3. Wait and see what happens. It should stay off.
I’m a lurker car to the forums most of the time. Just read things.

Steve
 

·
Registered
Joined
·
1,458 Posts
You might also want to open all 4 doors, the rear hatch, and the hood, and close all securely. I suppose if it thought one of those was open, it might give that message.

Mike
 

·
Registered
Joined
·
7,910 Posts
12V battery runs all of the electronics, so it is effectively rebooting the car.
Leave it disconnected for 10 minutes.
And test it. Flaky 12V batteries can cause all sorts of phantom issues with the car, and if the car was sitting on the dealer's lot with a low main battery for a few months then the 12V battery may have been overstressed by becoming completely discharged.
 

·
Registered
2021 Bolt Premier
Joined
·
3,940 Posts
I suspect that you tried to do something in the car before it was done booting up. I've seen all kinds of bizarre behaviors in 20 years of EV driving, due to either not waiting long enough for boot, or a low 12V aux battery.

When you think about it, there's probably a half-dozen different processors doing their housekeeping chores at boot, and then they need to talk to each other to confirm it's all ready to go before a decision is made. I don't try to read a thumb drive in my PC until it's fully booted.

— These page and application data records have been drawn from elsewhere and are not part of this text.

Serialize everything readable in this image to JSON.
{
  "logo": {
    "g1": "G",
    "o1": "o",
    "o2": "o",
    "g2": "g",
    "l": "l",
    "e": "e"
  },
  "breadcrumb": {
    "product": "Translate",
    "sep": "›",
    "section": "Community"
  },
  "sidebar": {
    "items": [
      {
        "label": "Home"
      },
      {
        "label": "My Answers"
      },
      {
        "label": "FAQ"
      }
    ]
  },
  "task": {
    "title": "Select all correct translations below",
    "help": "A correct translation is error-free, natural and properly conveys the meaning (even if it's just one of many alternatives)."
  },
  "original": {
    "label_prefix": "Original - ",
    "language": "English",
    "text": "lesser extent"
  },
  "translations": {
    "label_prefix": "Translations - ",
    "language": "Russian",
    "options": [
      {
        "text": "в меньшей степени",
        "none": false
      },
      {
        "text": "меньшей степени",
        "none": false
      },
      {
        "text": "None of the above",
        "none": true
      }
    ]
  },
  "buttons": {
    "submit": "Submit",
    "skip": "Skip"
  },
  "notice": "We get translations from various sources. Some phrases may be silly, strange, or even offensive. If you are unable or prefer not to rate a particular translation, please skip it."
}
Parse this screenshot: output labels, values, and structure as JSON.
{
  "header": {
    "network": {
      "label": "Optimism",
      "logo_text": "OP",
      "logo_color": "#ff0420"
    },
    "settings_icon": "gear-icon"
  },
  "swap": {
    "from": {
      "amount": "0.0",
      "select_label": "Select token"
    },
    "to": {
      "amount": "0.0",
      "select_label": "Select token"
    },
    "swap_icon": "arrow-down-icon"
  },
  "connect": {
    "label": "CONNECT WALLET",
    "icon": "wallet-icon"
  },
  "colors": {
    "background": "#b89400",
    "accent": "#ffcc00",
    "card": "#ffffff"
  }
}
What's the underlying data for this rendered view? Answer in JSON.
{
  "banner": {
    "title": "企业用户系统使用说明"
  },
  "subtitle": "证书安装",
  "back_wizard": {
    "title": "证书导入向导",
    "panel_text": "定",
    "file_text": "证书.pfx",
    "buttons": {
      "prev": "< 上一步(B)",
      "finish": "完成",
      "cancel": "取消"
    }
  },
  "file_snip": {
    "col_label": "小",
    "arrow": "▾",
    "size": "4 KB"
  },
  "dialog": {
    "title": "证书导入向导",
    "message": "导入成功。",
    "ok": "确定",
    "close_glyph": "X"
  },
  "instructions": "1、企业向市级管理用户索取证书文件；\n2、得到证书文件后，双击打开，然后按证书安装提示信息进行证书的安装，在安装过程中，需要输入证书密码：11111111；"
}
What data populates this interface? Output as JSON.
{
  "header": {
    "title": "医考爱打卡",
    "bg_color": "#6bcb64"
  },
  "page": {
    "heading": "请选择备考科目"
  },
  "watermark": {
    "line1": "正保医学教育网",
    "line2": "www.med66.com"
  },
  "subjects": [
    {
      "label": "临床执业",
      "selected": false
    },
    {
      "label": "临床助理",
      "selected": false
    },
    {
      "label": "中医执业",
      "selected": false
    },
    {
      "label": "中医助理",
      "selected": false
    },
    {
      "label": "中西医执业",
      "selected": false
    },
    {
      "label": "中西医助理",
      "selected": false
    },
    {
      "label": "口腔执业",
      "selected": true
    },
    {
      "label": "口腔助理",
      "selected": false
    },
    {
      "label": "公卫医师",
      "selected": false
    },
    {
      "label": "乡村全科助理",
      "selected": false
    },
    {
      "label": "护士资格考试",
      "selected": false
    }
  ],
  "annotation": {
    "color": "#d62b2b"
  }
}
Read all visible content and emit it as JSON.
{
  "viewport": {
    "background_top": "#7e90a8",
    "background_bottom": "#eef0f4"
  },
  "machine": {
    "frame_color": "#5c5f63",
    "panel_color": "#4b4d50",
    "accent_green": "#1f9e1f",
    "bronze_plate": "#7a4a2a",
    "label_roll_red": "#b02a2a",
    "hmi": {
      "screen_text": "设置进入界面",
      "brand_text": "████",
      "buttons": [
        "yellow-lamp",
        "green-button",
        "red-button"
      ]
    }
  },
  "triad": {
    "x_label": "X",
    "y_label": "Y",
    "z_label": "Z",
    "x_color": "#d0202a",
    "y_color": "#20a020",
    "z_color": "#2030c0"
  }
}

We shouldn't expect our modern vehicles to be ready instantly, either.

The other, larger issue is the 12V aux battery. In my experience, bizarre behaviors have been tied back to a weak aux battery probably 90%+ of the time. The recommendations, above, to disconnect the aux battery for ten minutes, is a good one. I'd probably do it for several hours, and have it on a charger during that time. Make sure that the charger/conditioner is multi-stage and designed for AGM batteries.

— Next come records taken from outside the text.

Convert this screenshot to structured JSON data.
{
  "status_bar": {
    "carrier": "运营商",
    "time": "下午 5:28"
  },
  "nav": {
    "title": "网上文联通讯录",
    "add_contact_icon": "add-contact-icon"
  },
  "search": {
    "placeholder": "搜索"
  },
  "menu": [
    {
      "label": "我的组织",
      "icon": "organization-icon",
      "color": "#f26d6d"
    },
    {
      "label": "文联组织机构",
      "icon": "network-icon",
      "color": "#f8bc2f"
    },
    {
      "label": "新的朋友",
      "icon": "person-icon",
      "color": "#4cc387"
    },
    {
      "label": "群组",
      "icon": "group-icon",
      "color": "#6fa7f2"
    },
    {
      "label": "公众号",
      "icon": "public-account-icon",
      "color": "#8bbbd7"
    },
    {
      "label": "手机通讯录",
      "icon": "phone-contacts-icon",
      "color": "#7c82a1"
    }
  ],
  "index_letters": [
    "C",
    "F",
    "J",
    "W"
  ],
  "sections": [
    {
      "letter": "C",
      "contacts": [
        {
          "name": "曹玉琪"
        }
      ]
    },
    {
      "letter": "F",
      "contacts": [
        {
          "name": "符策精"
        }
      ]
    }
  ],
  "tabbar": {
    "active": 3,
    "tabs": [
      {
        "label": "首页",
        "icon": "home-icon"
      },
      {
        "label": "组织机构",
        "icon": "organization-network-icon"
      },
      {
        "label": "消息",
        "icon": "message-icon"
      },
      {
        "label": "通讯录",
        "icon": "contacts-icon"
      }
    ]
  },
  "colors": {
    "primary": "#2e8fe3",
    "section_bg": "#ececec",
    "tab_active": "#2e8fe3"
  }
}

Good luck.
 

·
Registered
Joined
·
10 Posts
Releasing the parking ( not on a hill) and disconnecting the 12 volt accessory battery will like make it easer for the tow driver and the dealer technician, the condition that is not right is likely something that requires a repair. The tow driver maybe able to disconnect the shift control link under the hood and manually shift to neutral.
 

·
Registered
Joined
·
751 Posts
In the mean time, if anyone has any suggestions, I'd be very interested in hearing them.
I'm adding pictures for you, and anybody else. This isn't complicated, and one shouldn't be afraid to do this kind of work.

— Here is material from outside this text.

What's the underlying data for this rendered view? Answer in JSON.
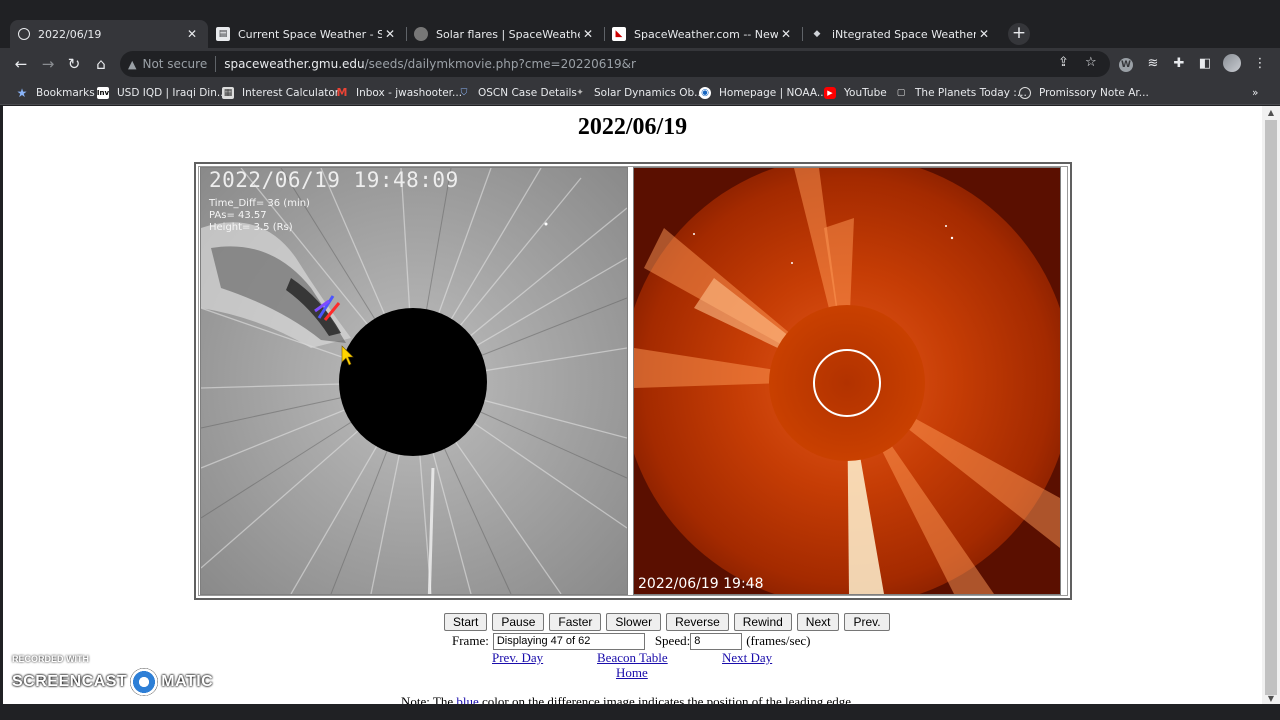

This is the battery (headlights on so there's SOME draw on it) I'm measuring the voltage, just for fun, in case you're equipped to do such a thing. You don't need a meter to disconnect it.
30672



This is the terminal to disconnect. Leave the red well alone. A wrench, pliers, **** or high water will be fine. Many believe that pulling the negative (this one) is safer than positive (red) for many reasons, among them, that it's at the same potential as the body of the car, so a stray or careless wrench is unlikely to make any sparks. Loosen, but don't remove the nut/bolt, then using the towel, wiggle the connection free and bag it as directed.
30673


Standard disclaimer, wash your hands after since the terminals are made of lead. It's very unlikely that you'd be exposed in any important way unless you were filing on it while eating sandwiches, but just know, they're lead.

I was inspired to do this battery check after reading this thread, since I have an older 2017 and no desire to get stuck. I'm not concerned with the voltage reading I saw.
 

·
Registered
Joined
·
10 Posts
Discussion Starter · #16 ·
I was able to shut down the car by leaving the key fob in the house when I pressed the power button. That didn't fix the original problem, though. When I restarted the car I still had the "Conditions Not Correct for Shift"error.

So I disconnected the 12 volt battery, waited 10 minutes, reconnected it and restarted the car. The error message was gone, and I was able to shift into gear and drive.

So, my Chevy Bolt is really just an overgrown cable modem. Amazing.

Thanks to everyone for all the help! I don't have a voltmeter handy, so I haven't checked out the battery. I think it's probably just a software error that I got stuck in. If I keep having problems I'll have the battery checked out.
 
1 - 20 of 59 Posts
Top